*Prompt*
Set every record down again exactly. Do not carry over the pictures.

*Data supplied*

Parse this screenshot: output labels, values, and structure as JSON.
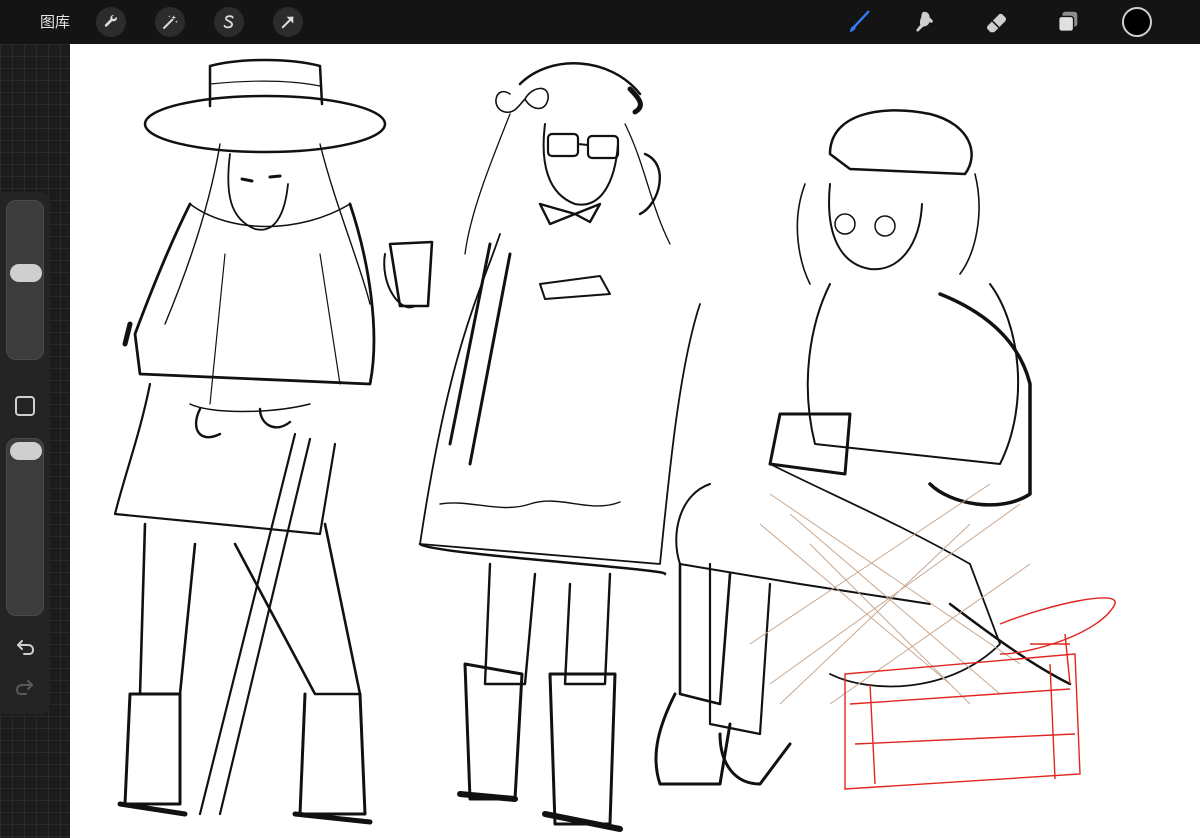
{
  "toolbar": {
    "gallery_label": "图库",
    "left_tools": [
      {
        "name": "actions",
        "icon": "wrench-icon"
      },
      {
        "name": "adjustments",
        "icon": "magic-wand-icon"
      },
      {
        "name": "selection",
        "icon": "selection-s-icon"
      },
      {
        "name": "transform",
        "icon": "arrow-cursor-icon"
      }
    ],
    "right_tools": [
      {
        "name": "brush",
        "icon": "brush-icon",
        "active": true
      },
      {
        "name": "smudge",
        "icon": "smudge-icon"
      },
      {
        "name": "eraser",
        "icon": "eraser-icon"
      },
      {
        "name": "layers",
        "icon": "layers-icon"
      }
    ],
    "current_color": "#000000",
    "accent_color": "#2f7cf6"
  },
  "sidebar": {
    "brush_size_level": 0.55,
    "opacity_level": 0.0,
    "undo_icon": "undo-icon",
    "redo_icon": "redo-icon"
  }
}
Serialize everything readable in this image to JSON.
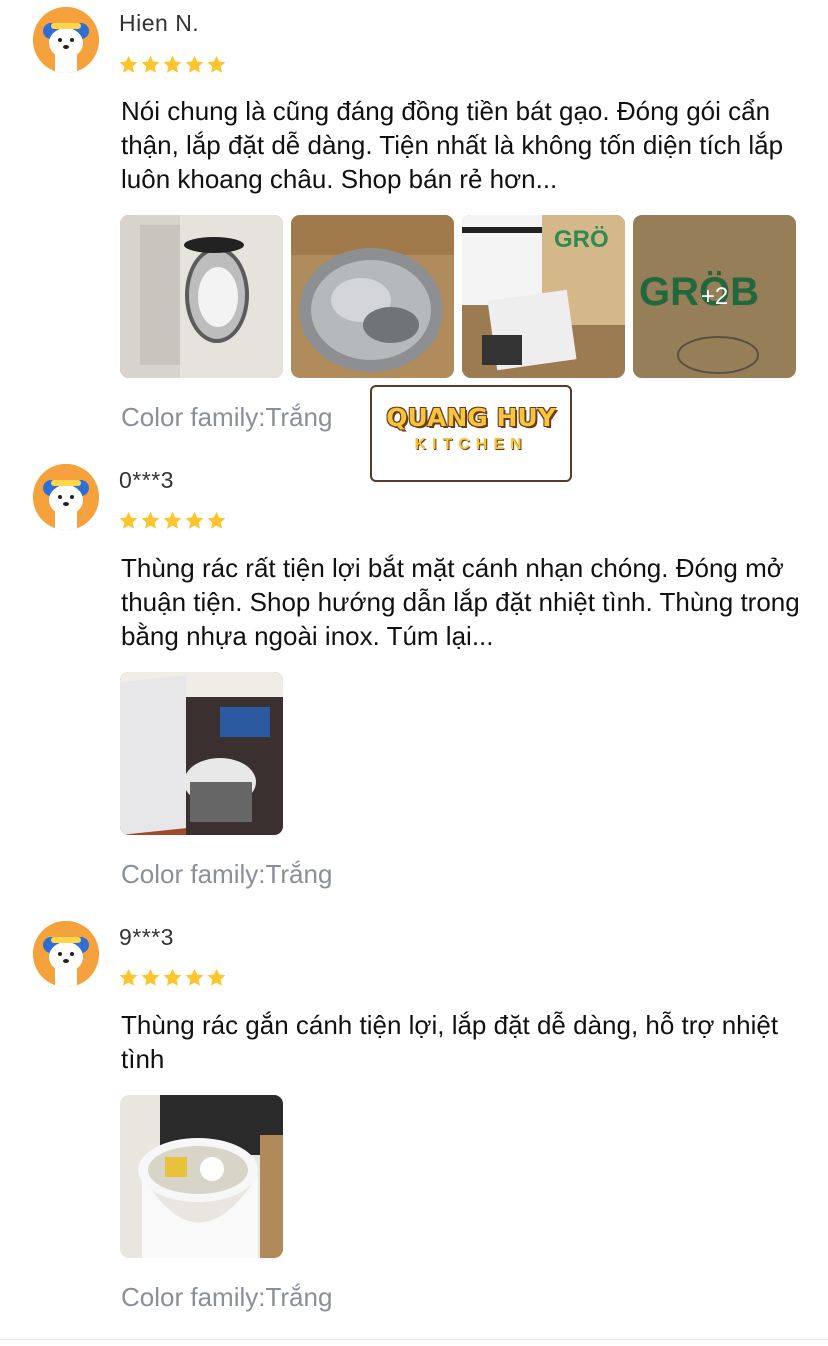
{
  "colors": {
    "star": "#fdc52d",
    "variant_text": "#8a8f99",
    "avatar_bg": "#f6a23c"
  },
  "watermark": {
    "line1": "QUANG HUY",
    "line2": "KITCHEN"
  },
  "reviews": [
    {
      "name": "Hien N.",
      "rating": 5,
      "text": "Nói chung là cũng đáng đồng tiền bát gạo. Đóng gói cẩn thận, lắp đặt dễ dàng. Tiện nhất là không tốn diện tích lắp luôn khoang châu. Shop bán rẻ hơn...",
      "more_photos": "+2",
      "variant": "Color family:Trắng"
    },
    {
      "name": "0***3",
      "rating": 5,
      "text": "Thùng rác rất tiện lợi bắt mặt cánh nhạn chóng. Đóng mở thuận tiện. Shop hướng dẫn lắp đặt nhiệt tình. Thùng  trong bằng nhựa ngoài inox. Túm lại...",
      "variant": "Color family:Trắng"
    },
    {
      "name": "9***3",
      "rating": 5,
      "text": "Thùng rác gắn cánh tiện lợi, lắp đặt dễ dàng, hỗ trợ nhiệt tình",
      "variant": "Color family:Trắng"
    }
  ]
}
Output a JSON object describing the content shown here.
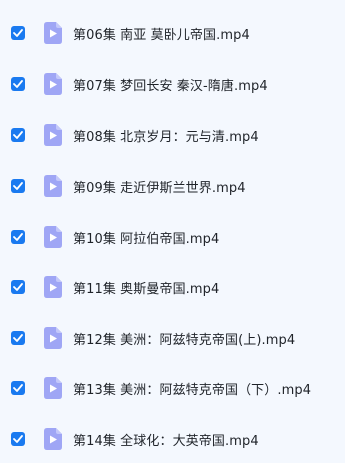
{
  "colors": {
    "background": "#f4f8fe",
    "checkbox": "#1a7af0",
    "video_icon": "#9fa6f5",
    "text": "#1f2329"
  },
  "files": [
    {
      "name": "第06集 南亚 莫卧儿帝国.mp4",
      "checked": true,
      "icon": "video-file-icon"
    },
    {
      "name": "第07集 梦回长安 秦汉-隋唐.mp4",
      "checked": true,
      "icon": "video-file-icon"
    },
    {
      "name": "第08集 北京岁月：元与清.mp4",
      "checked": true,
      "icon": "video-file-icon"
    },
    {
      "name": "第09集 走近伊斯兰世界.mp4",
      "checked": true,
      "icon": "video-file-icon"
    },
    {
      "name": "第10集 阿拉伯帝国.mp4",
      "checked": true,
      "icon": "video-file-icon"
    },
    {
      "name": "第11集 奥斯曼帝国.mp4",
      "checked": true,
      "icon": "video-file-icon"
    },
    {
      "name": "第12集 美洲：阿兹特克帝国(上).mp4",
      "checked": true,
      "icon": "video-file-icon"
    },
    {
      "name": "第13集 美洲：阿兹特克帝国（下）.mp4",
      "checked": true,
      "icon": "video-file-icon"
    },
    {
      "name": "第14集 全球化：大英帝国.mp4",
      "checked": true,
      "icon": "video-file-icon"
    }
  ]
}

*Response to this exercise*
Parse this screenshot: output labels, values, and structure as JSON.
{
  "toolbar": {
    "gallery_label": "图库",
    "left_tools": [
      {
        "name": "actions",
        "icon": "wrench-icon"
      },
      {
        "name": "adjustments",
        "icon": "magic-wand-icon"
      },
      {
        "name": "selection",
        "icon": "selection-s-icon"
      },
      {
        "name": "transform",
        "icon": "arrow-cursor-icon"
      }
    ],
    "right_tools": [
      {
        "name": "brush",
        "icon": "brush-icon",
        "active": true
      },
      {
        "name": "smudge",
        "icon": "smudge-icon"
      },
      {
        "name": "eraser",
        "icon": "eraser-icon"
      },
      {
        "name": "layers",
        "icon": "layers-icon"
      }
    ],
    "current_color": "#000000",
    "accent_color": "#2f7cf6"
  },
  "sidebar": {
    "brush_size_level": 0.55,
    "opacity_level": 0.0,
    "undo_icon": "undo-icon",
    "redo_icon": "redo-icon"
  }
}
Serialize everything readable in this image to JSON.
{
  "colors": {
    "star": "#fdc52d",
    "variant_text": "#8a8f99",
    "avatar_bg": "#f6a23c"
  },
  "watermark": {
    "line1": "QUANG HUY",
    "line2": "KITCHEN"
  },
  "reviews": [
    {
      "name": "Hien N.",
      "rating": 5,
      "text": "Nói chung là cũng đáng đồng tiền bát gạo. Đóng gói cẩn thận, lắp đặt dễ dàng. Tiện nhất là không tốn diện tích lắp luôn khoang châu. Shop bán rẻ hơn...",
      "more_photos": "+2",
      "variant": "Color family:Trắng"
    },
    {
      "name": "0***3",
      "rating": 5,
      "text": "Thùng rác rất tiện lợi bắt mặt cánh nhạn chóng. Đóng mở thuận tiện. Shop hướng dẫn lắp đặt nhiệt tình. Thùng  trong bằng nhựa ngoài inox. Túm lại...",
      "variant": "Color family:Trắng"
    },
    {
      "name": "9***3",
      "rating": 5,
      "text": "Thùng rác gắn cánh tiện lợi, lắp đặt dễ dàng, hỗ trợ nhiệt tình",
      "variant": "Color family:Trắng"
    }
  ]
}
Output a JSON object describing the content shown here.
{
  "colors": {
    "background": "#f4f8fe",
    "checkbox": "#1a7af0",
    "video_icon": "#9fa6f5",
    "text": "#1f2329"
  },
  "files": [
    {
      "name": "第06集 南亚 莫卧儿帝国.mp4",
      "checked": true,
      "icon": "video-file-icon"
    },
    {
      "name": "第07集 梦回长安 秦汉-隋唐.mp4",
      "checked": true,
      "icon": "video-file-icon"
    },
    {
      "name": "第08集 北京岁月：元与清.mp4",
      "checked": true,
      "icon": "video-file-icon"
    },
    {
      "name": "第09集 走近伊斯兰世界.mp4",
      "checked": true,
      "icon": "video-file-icon"
    },
    {
      "name": "第10集 阿拉伯帝国.mp4",
      "checked": true,
      "icon": "video-file-icon"
    },
    {
      "name": "第11集 奥斯曼帝国.mp4",
      "checked": true,
      "icon": "video-file-icon"
    },
    {
      "name": "第12集 美洲：阿兹特克帝国(上).mp4",
      "checked": true,
      "icon": "video-file-icon"
    },
    {
      "name": "第13集 美洲：阿兹特克帝国（下）.mp4",
      "checked": true,
      "icon": "video-file-icon"
    },
    {
      "name": "第14集 全球化：大英帝国.mp4",
      "checked": true,
      "icon": "video-file-icon"
    }
  ]
}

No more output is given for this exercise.